The second quarter of 2015 in Region 1 home video releases just got two more sports anime additions as FUNimation announced today it plans to put out Ping Pong the Animation and Wanna Be The Strongest in the World! this June in Blu-ray/DVD combo packs featuring English & Japanese voice tracks.

Those two bring the total number of sports series with home video released currently scheduled in the next three months to five:

April 28th: Free! Season 1 DVD (sub-only; Discotek)
May 12nd: Slam Dunk DVD set 1 (dub & sub; Cinedigm)
June 2nd: Haikyu!! Blu-ray Collection 1, DVD Collection 1 (sub-only; Sentai Filmworks)
June 2nd: Wanna be the Strongest in the World! Blu-Ray/DVD Combo set (dub & sub; FUNimation)

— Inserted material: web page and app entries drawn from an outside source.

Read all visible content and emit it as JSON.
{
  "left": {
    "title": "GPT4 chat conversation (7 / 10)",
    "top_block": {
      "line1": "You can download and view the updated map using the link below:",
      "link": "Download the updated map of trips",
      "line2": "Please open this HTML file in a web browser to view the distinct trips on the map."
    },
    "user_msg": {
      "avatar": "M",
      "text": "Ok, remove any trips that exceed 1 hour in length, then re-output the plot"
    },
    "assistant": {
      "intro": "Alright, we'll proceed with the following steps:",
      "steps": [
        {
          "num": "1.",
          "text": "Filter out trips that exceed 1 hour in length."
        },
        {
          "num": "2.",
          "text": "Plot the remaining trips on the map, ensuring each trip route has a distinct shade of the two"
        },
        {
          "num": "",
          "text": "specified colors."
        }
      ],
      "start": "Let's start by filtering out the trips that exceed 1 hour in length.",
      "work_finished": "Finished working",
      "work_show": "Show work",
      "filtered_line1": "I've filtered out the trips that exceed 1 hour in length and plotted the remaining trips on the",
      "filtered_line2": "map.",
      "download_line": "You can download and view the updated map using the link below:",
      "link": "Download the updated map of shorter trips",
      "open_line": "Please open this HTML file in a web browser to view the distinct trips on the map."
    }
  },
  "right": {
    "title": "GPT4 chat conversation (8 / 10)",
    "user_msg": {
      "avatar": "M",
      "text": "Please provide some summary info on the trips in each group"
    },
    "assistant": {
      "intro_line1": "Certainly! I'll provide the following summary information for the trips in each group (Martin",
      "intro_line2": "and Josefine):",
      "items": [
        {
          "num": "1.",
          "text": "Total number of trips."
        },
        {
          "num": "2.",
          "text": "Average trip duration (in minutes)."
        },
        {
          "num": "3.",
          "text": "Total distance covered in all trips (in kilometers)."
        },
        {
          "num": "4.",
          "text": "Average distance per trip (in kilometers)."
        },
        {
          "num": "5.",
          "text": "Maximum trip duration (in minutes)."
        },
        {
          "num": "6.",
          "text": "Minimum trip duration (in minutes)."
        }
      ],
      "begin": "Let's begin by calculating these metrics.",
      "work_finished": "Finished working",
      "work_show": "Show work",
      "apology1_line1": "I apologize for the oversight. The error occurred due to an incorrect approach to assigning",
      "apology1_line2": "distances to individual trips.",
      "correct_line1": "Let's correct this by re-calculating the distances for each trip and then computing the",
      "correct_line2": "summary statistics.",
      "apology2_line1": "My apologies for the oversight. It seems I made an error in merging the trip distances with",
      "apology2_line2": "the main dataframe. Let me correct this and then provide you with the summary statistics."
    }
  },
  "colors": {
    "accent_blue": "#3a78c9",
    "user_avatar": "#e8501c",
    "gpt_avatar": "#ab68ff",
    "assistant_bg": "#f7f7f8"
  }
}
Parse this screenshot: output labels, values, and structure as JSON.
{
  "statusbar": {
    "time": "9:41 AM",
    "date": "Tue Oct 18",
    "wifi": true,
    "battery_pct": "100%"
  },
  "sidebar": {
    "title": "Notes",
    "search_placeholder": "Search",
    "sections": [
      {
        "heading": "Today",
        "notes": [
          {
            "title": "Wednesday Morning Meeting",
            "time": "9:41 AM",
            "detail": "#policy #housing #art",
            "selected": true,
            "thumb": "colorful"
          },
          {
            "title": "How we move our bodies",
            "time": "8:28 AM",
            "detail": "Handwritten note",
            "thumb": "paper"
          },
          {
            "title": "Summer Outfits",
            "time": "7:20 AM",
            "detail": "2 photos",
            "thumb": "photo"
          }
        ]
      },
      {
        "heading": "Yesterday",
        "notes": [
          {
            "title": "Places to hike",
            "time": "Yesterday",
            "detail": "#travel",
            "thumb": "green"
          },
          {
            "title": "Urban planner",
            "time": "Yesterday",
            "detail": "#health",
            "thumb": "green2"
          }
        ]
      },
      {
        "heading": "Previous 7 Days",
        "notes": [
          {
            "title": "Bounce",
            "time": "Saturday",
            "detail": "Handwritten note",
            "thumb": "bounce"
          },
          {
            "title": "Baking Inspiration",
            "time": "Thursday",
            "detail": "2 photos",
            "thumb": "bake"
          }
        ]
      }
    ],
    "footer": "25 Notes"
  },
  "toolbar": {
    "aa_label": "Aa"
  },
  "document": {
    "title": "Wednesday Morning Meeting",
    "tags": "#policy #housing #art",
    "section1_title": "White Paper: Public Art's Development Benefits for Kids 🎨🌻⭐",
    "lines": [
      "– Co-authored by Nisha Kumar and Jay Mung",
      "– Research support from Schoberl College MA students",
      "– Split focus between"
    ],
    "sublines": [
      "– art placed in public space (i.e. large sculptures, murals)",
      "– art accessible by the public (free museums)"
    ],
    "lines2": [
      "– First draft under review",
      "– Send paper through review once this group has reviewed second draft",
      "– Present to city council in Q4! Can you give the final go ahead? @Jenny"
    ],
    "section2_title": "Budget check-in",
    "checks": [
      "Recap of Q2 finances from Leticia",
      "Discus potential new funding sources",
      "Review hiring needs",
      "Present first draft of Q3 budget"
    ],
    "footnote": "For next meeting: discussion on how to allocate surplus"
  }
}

June 23rd: Ping Pong the Animation Blu-ray/DVD Combo set (dub & sub; FUNimation)